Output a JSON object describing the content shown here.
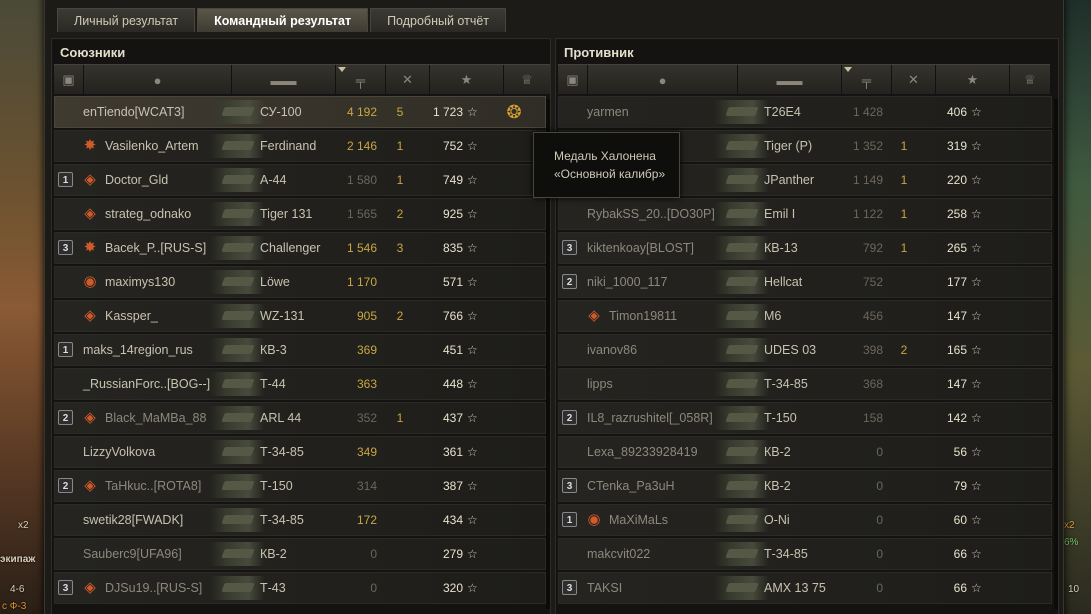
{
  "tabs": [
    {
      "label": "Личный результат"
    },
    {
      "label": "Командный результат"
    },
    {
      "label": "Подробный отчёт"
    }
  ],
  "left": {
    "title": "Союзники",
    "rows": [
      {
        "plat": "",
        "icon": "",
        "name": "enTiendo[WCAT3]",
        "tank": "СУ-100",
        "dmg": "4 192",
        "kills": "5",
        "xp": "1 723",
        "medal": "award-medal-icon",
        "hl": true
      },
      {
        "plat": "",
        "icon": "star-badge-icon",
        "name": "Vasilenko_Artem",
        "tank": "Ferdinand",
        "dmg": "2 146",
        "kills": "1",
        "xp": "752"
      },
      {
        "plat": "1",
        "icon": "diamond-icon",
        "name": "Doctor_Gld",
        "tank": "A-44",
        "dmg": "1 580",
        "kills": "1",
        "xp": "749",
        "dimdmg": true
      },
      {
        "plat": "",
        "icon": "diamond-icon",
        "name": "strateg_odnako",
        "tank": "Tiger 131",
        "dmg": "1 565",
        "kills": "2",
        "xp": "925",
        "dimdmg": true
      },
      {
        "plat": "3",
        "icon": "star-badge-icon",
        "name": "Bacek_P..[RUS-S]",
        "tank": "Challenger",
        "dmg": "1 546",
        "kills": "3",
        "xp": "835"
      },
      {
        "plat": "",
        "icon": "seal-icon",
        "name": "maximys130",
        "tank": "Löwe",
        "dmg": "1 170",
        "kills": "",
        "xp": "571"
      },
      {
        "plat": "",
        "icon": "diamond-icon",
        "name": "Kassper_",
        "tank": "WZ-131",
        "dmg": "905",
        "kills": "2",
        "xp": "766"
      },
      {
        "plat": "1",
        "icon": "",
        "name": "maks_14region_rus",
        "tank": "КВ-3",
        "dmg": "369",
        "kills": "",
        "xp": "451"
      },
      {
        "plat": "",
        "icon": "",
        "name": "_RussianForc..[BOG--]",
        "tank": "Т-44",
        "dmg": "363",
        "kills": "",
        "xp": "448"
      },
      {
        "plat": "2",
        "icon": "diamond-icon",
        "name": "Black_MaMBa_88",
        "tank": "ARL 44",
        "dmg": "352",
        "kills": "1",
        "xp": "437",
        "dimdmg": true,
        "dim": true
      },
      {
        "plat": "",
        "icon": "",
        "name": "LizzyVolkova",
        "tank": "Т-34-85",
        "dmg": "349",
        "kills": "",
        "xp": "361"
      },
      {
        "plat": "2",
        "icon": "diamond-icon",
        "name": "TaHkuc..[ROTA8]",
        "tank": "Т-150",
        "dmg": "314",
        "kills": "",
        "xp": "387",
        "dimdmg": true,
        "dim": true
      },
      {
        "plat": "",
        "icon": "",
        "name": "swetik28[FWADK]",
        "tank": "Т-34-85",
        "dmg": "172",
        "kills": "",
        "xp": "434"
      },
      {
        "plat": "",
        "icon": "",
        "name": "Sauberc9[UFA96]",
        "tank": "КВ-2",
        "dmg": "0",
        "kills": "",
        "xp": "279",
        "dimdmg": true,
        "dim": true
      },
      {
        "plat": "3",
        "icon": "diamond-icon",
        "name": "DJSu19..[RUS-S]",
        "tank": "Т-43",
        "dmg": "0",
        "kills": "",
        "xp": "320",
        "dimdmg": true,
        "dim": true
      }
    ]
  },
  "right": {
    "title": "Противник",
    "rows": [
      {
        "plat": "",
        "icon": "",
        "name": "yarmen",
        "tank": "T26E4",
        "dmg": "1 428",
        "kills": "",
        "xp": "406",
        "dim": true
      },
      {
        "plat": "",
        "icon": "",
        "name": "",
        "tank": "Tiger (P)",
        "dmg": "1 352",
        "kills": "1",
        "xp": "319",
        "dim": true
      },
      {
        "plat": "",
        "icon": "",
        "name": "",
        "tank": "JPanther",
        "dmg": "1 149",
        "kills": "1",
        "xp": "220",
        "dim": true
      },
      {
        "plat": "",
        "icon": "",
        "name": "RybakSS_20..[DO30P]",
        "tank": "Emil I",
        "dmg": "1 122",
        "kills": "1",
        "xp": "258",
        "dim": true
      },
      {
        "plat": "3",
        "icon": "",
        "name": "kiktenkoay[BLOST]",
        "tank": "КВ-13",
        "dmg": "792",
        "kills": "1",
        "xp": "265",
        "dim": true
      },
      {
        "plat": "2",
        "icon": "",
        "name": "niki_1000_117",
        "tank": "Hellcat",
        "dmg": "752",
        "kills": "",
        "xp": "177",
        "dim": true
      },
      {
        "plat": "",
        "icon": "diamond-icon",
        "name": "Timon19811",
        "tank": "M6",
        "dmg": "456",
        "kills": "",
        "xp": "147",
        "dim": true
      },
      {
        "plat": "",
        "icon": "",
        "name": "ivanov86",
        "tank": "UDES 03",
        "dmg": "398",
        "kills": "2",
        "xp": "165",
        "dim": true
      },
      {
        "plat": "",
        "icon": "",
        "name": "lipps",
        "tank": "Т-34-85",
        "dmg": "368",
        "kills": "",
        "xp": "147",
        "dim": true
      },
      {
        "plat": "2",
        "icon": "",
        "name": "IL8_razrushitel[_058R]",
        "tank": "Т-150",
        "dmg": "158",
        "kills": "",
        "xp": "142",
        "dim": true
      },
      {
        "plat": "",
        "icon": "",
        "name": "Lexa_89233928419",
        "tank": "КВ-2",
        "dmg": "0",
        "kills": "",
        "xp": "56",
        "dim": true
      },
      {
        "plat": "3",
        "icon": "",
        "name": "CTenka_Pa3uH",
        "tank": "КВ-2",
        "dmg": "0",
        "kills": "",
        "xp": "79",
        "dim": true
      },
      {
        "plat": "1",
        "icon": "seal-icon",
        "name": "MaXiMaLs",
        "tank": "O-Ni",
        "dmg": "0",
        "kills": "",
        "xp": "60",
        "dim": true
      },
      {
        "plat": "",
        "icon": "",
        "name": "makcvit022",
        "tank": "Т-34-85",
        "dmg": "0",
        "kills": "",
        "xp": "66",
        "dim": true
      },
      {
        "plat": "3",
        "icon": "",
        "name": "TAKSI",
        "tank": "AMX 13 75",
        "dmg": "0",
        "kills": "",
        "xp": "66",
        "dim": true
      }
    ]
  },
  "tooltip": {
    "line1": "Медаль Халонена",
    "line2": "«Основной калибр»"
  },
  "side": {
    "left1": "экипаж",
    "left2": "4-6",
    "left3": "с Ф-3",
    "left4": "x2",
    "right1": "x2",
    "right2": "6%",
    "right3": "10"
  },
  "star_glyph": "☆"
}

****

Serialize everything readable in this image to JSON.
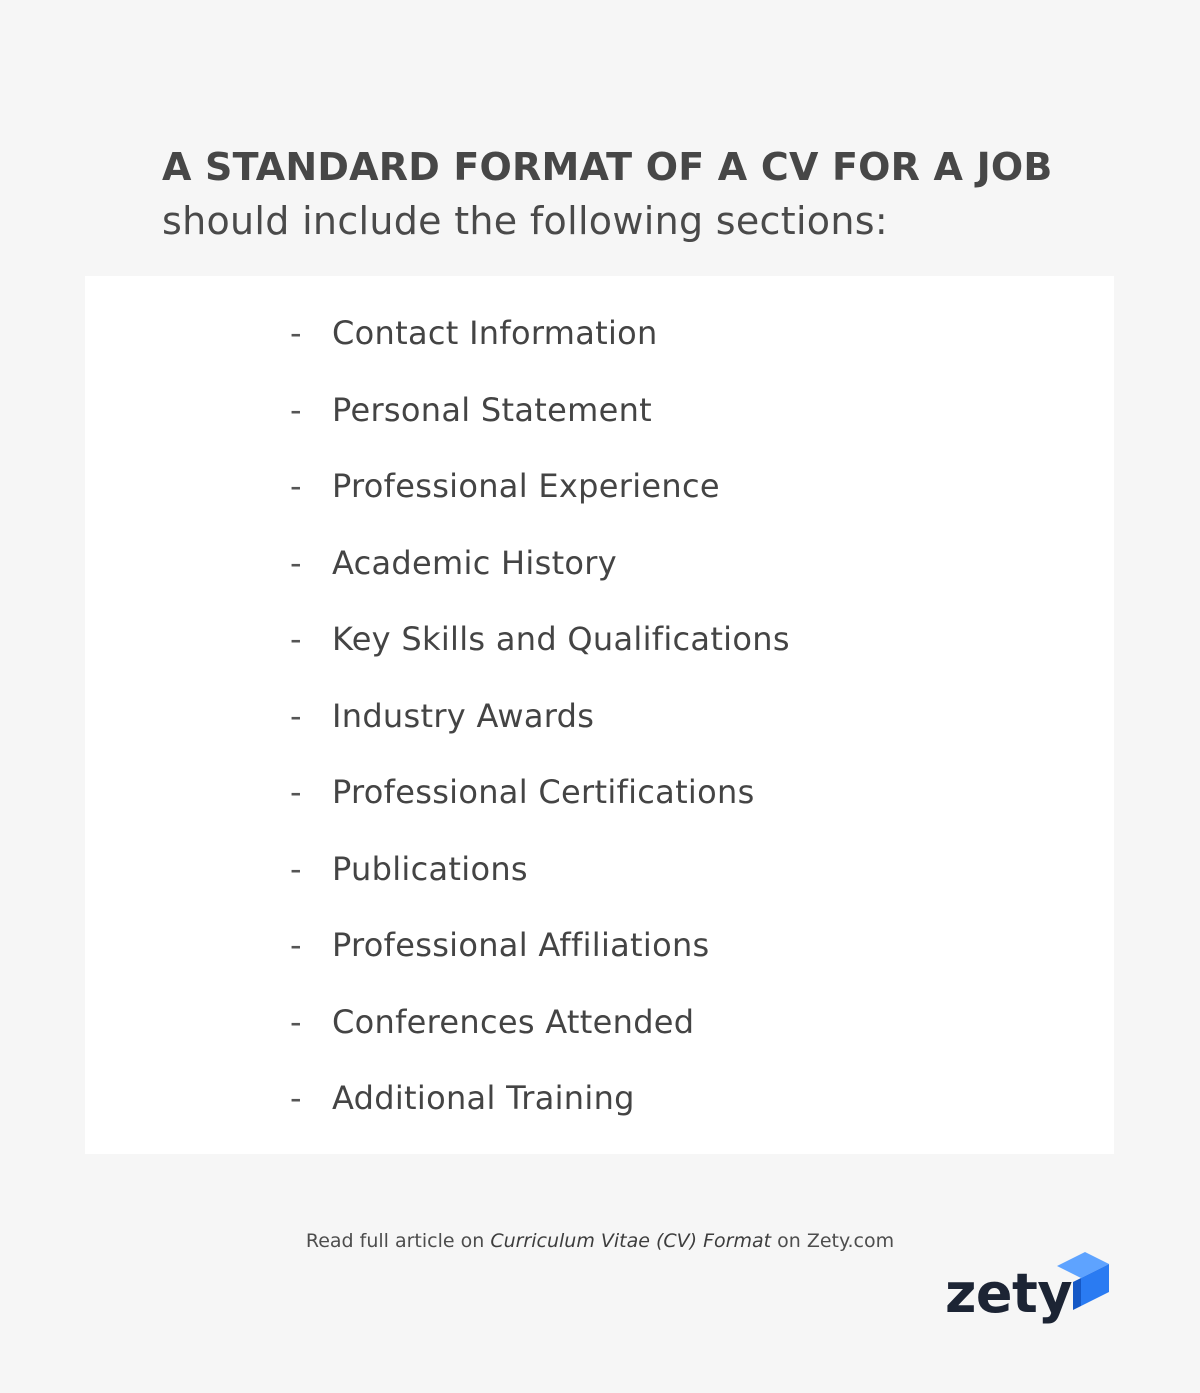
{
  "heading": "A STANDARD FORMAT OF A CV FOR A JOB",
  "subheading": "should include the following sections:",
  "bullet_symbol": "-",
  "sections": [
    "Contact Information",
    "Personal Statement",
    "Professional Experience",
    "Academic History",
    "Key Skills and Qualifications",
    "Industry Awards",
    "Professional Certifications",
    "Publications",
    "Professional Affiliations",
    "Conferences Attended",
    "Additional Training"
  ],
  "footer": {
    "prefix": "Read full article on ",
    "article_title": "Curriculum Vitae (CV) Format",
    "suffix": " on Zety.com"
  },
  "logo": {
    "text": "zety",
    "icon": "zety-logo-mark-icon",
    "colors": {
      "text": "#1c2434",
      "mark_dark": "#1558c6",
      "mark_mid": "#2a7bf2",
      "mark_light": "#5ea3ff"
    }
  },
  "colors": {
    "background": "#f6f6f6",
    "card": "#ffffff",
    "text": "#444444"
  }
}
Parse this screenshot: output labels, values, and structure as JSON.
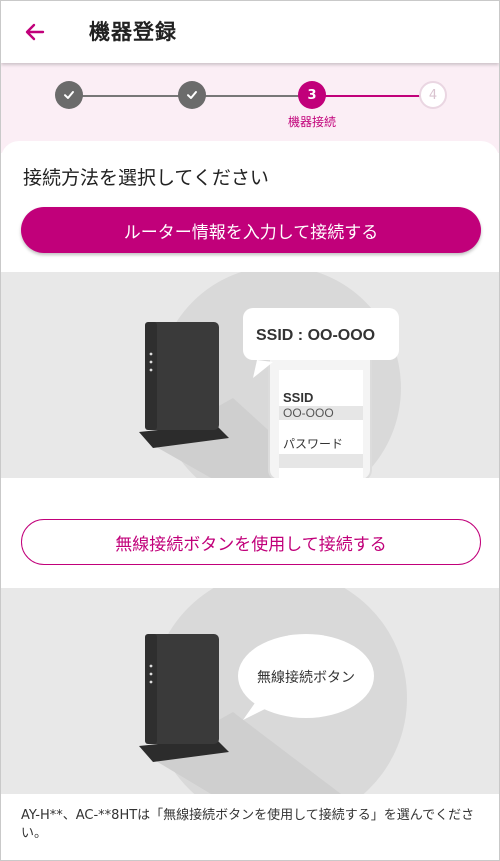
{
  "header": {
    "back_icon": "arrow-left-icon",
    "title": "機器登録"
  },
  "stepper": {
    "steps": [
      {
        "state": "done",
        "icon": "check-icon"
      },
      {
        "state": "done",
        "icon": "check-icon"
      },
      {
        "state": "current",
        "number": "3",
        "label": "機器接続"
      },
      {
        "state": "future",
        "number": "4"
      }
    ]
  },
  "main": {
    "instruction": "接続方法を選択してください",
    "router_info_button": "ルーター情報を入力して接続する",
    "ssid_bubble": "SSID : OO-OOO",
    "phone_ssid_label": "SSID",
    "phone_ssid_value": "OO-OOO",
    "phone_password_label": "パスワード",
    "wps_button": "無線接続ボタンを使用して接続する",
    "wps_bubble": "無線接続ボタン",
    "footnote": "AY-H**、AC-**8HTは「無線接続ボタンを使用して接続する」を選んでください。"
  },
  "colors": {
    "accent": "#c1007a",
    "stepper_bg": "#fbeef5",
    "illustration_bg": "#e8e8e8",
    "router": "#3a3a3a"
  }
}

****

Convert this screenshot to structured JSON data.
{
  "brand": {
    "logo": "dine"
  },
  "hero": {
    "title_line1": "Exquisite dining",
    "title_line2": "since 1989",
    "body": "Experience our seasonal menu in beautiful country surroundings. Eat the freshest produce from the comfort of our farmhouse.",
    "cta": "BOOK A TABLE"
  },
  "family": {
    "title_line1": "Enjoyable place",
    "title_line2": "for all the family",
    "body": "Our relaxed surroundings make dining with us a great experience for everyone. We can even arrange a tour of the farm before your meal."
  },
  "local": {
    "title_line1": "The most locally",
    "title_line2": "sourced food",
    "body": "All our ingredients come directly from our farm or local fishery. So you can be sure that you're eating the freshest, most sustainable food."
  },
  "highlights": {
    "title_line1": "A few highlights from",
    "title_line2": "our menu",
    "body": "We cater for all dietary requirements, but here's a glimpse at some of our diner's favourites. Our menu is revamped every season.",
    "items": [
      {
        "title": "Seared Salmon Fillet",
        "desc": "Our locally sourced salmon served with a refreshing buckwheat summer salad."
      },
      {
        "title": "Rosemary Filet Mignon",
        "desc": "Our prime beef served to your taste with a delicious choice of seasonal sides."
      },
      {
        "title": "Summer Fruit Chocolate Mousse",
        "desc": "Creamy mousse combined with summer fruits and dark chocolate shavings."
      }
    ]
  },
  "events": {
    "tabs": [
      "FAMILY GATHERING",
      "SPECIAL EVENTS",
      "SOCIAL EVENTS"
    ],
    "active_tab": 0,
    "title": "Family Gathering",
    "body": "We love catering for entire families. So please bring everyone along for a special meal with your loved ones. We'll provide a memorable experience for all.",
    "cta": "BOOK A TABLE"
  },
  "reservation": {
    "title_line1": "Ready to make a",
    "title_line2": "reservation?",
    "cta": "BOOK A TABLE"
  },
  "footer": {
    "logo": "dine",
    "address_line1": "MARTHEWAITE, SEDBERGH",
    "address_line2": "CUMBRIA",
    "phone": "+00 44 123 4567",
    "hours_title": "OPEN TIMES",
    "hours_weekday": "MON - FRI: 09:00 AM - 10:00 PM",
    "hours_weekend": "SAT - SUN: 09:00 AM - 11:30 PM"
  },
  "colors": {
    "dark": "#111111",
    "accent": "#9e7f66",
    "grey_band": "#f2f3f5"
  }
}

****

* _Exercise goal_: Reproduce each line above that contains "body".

* _Solution for this exercise_:
    "body": "Experience our seasonal menu in beautiful country surroundings. Eat the freshest produce from the comfort of our farmhouse.",
    "body": "Our relaxed surroundings make dining with us a great experience for everyone. We can even arrange a tour of the farm before your meal."
    "body": "All our ingredients come directly from our farm or local fishery. So you can be sure that you're eating the freshest, most sustainable food."
    "body": "We cater for all dietary requirements, but here's a glimpse at some of our diner's favourites. Our menu is revamped every season.",
    "body": "We love catering for entire families. So please bring everyone along for a special meal with your loved ones. We'll provide a memorable experience for all.",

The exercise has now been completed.